Find and return every line of the data that contains the word "Settings".

━━ STORED DATA ━━

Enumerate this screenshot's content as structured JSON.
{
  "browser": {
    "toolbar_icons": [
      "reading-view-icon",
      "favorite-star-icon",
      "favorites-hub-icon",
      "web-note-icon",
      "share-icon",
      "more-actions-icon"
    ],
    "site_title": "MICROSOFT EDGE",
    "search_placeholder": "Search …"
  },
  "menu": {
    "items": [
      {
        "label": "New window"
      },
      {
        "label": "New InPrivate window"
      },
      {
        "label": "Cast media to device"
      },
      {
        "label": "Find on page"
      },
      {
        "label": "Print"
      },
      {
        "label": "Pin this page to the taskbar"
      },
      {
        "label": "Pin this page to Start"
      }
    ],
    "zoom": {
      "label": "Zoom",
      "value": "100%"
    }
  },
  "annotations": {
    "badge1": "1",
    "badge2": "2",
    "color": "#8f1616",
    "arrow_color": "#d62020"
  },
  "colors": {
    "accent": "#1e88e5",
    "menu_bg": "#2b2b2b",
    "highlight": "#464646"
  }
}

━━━
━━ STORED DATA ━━

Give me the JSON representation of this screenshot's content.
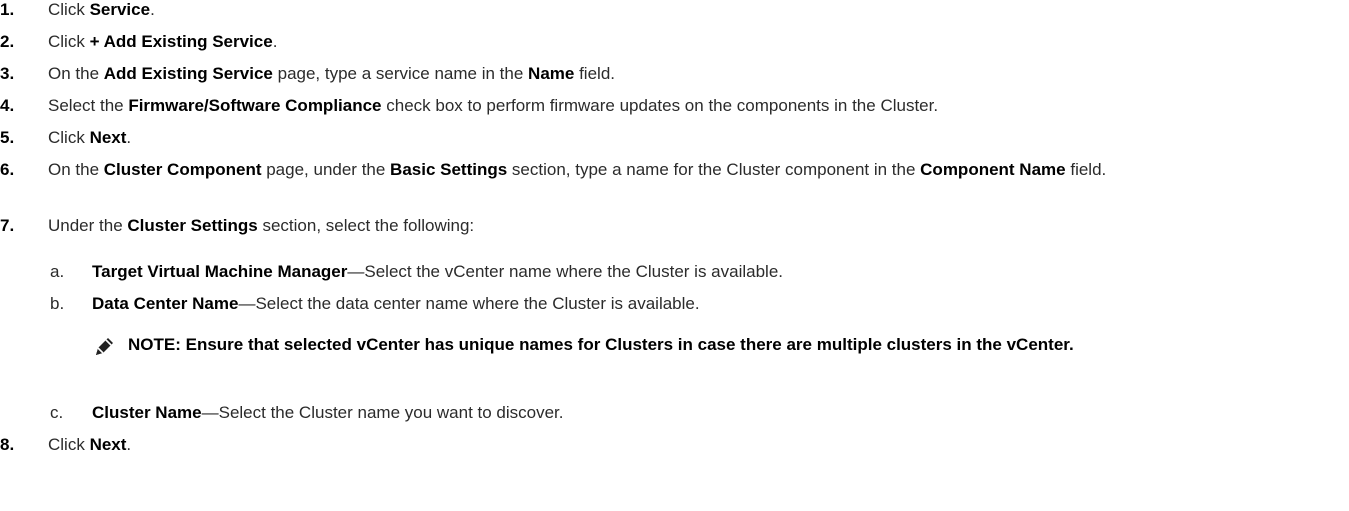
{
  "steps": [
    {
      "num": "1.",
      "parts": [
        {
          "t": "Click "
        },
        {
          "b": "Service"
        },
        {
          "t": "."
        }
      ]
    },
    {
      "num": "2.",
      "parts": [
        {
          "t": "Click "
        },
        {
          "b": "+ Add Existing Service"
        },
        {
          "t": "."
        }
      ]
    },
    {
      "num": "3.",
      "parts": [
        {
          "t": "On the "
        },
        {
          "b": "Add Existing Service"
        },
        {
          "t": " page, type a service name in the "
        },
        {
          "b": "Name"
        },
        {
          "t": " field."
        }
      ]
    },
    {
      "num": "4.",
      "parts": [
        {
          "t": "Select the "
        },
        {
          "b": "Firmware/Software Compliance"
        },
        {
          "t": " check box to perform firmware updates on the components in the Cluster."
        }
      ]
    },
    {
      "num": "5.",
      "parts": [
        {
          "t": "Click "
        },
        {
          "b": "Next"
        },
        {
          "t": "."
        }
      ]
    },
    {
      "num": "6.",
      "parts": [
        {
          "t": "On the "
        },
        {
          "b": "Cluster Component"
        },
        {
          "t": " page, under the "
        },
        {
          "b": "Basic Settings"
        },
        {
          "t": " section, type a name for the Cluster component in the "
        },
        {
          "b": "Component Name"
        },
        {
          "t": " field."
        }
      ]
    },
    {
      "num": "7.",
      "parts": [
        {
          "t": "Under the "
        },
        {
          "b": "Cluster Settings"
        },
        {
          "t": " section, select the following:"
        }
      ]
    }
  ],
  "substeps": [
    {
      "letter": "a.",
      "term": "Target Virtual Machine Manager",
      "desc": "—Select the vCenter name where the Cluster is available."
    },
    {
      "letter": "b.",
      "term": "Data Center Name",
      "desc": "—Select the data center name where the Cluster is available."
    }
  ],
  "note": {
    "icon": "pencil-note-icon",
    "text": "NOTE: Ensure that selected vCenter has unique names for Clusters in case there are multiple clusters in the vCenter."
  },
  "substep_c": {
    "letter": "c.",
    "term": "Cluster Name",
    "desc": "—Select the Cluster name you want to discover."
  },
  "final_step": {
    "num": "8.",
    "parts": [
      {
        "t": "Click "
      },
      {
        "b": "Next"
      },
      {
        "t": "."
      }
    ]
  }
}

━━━
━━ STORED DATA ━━

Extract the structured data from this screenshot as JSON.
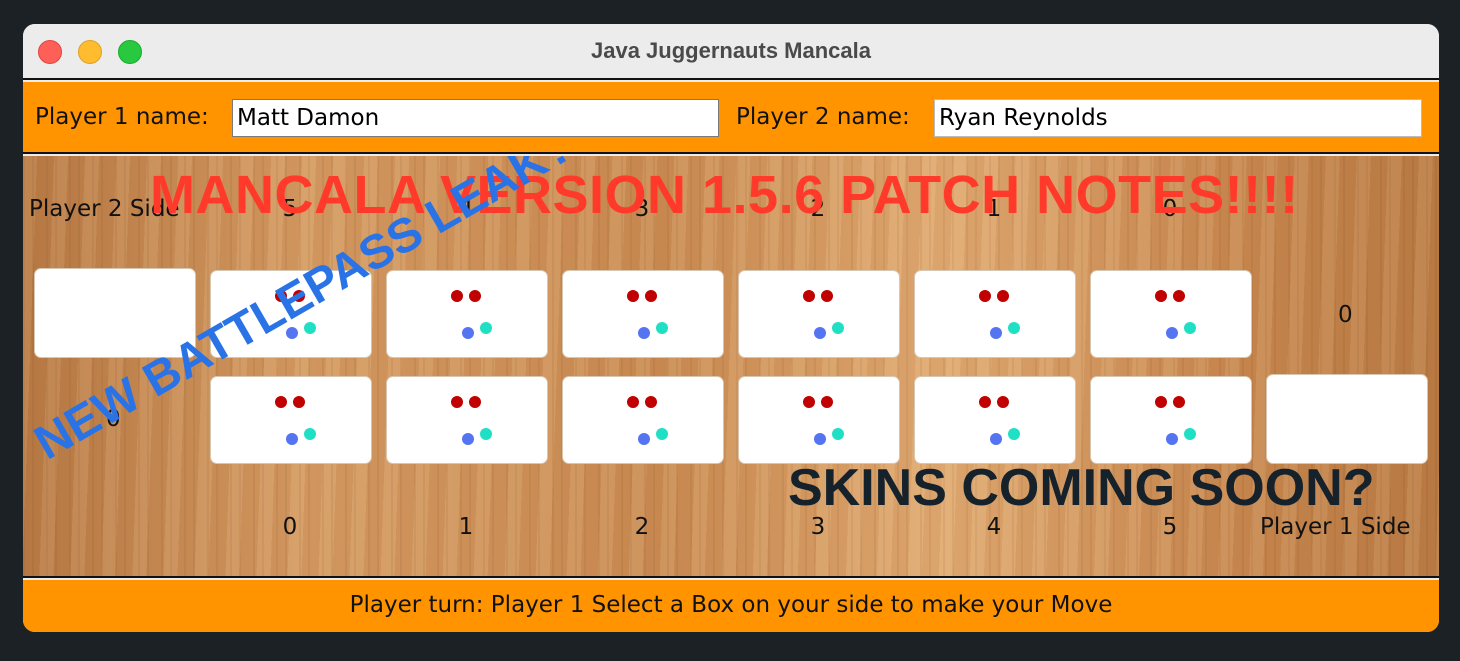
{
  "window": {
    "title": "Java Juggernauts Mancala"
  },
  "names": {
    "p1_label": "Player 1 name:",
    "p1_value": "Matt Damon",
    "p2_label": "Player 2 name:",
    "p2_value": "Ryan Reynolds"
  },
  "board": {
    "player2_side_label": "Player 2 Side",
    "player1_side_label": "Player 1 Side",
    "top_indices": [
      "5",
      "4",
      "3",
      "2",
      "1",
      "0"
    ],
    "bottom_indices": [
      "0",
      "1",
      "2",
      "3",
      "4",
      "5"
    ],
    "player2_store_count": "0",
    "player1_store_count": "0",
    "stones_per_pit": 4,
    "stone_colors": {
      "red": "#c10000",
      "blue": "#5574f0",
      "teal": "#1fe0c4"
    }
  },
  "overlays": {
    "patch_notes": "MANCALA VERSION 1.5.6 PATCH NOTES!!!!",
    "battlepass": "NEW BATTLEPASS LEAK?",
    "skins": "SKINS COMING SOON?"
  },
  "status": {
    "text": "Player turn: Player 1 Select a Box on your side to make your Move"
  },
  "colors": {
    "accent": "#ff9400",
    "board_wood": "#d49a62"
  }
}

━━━

_WORKED SOLUTION_.
          "b": "Basic Settings"
          "b": "Cluster Settings"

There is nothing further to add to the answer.